Father Schneidermann arrives and escorts Ziglar to the council. Entering he finds eight men, four of which are Jesuits. Father Sistini, the Jesuit rector, greets him and announces the purpose of the summons is to review Ziglar’s progress toward tenure, and determine if he would be retained for another year. Then the real purpose of the meeting is revealed — to determine the correctness of Ziglar’s spiritual beliefs.
Father Brauer, a Jesuit and Ziglar’s future antagonists, attempted to embarrass Ziglar and discovers his quick mind and tongue, things that will both aid and hinder him through the story. The test came when Sistini posed a heresy question, “Will you renounce Copernicus’ teaching about the earth revolving around the sun?” Ziglar provides a bland answer and stirs a debate, thus establishing his character as intelligent, quick witted, knowledgeable and brash.
As the Muslims draw nearer, Ziglar becomes a translator and then an interrogator for the army. He is captured by the Tartars and recruited as a spy in order to protect his family and Magda, his fiancée. He reveals his agreement with the Tartars to the duke and becomes a secret double agent. Bauer despises Ziglar and lusts after Magda.
What follows is a rollicking adventure that tells the story of the Siege of Vienna through Mathis Ziglar’s eyes and adventures. The reader will experience the intrigues, customs, fighting, beliefs and the horrors of the late seventeenth century from both the Western and Islamic side.
Vienna’s Last Jihad is historical fiction at its best — religion, brutality, fanaticism, treachery, war, fighting, political intrigue, and spies and counter spies. A great read.
Reviewed by: Lee Boyland (2014)
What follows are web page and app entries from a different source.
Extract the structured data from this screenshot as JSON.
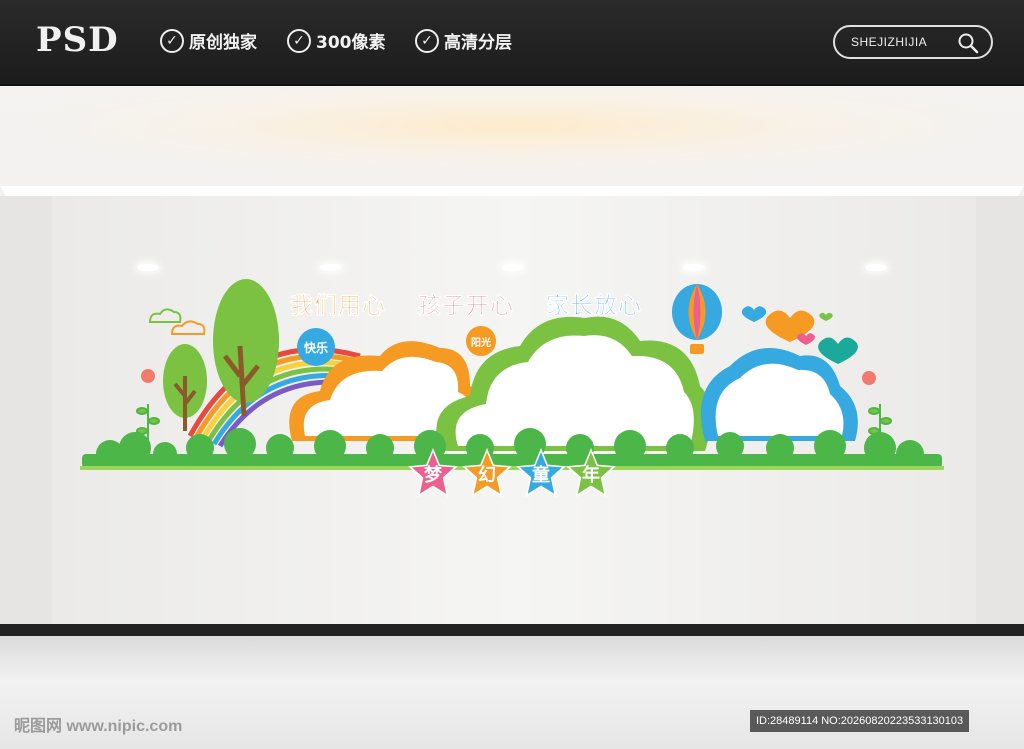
{
  "header": {
    "brand": "PSD",
    "badges": [
      "原创独家",
      "300像素",
      "高清分层"
    ],
    "search_label": "SHEJIZHIJIA"
  },
  "mural": {
    "slogan": [
      "我们用心",
      "孩子开心",
      "家长放心"
    ],
    "bubbles": [
      "快乐",
      "阳光"
    ],
    "title_chars": [
      "梦",
      "幻",
      "童",
      "年"
    ]
  },
  "watermark": {
    "left": "昵图网 www.nipic.com",
    "right": "ID:28489114 NO:20260820223533130103"
  },
  "colors": {
    "orange": "#f59a23",
    "green": "#7cc242",
    "blue": "#35a9e0",
    "pink": "#ec5f8e",
    "grass": "#4cb748"
  }
}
Brash and brilliant, twenty year old Mathis Zieglar, Professor of Languages, faces an agonizing choice. Should he fight the Turks who take his family hostage and move to destroy Vienna? Or should he betray his army to save his kin? One by one, Muslim agents murder Mathis’ closest associates in an attempt to isolate him from his comrades. As 138,000 Turks grind down Vienna’s 11,000 defenders with no relief in sight, Mathis’ only chance to save family and country is to use his ability to speak Tartar and the knack he learned as a child to leap, whirl and strike. Foreword to Vienna’s Last Jihad, by Stephen O. Fought, Ph.D., Professor Emeritus and Former Dean of Academics, Air War College. Dawson’s characters leap from the page, orient the reader, and immediately begin to unfold the drama of Vienna’s Last Jihad. The personalities draw you into their times and circumstances and, in near-Shakespearean roles demonstrate frustration, betrayal, amazing trust, and philosophical brilliance. The drama educates the reader in matters of history and warfare, from the intricacy of armaments and fortress design, to the brutality of combat as well as the politics of the times. You are there and Europe must turn back the Ottoman Empire, but Europe is behind and Vienna, the linchpin in Europe’s defense, is at great risk! At one point our characters have conducted a raid into the enemy camp, kidnapped an important warrior and seek to interrogate him.The individual is hung upside down and the customary torture begins. Mathis and Tannenberg cut him down with Mathis saying “I’m doing the right thing....Killing a man in battle is one thing. This stinks.” This brings to center stage the seminal question of: “How can we (as a civilized society) fight, and win, against a society that is so fundamentally different from ours, without so changing ourselves in the process that we might as well have lost in the first place?” This battle within the characters is their Jihad, and the question persists in our circumstances today. The book is worth your read. It is first and foremost entertaining and high, fast-paced drama. It is also history, as history should be taught -- in the circumstances in which it was created. And finally it deals with fundamental dilemmas we face today, but done in a manner just enough removed from today’s circumstances to be instructive.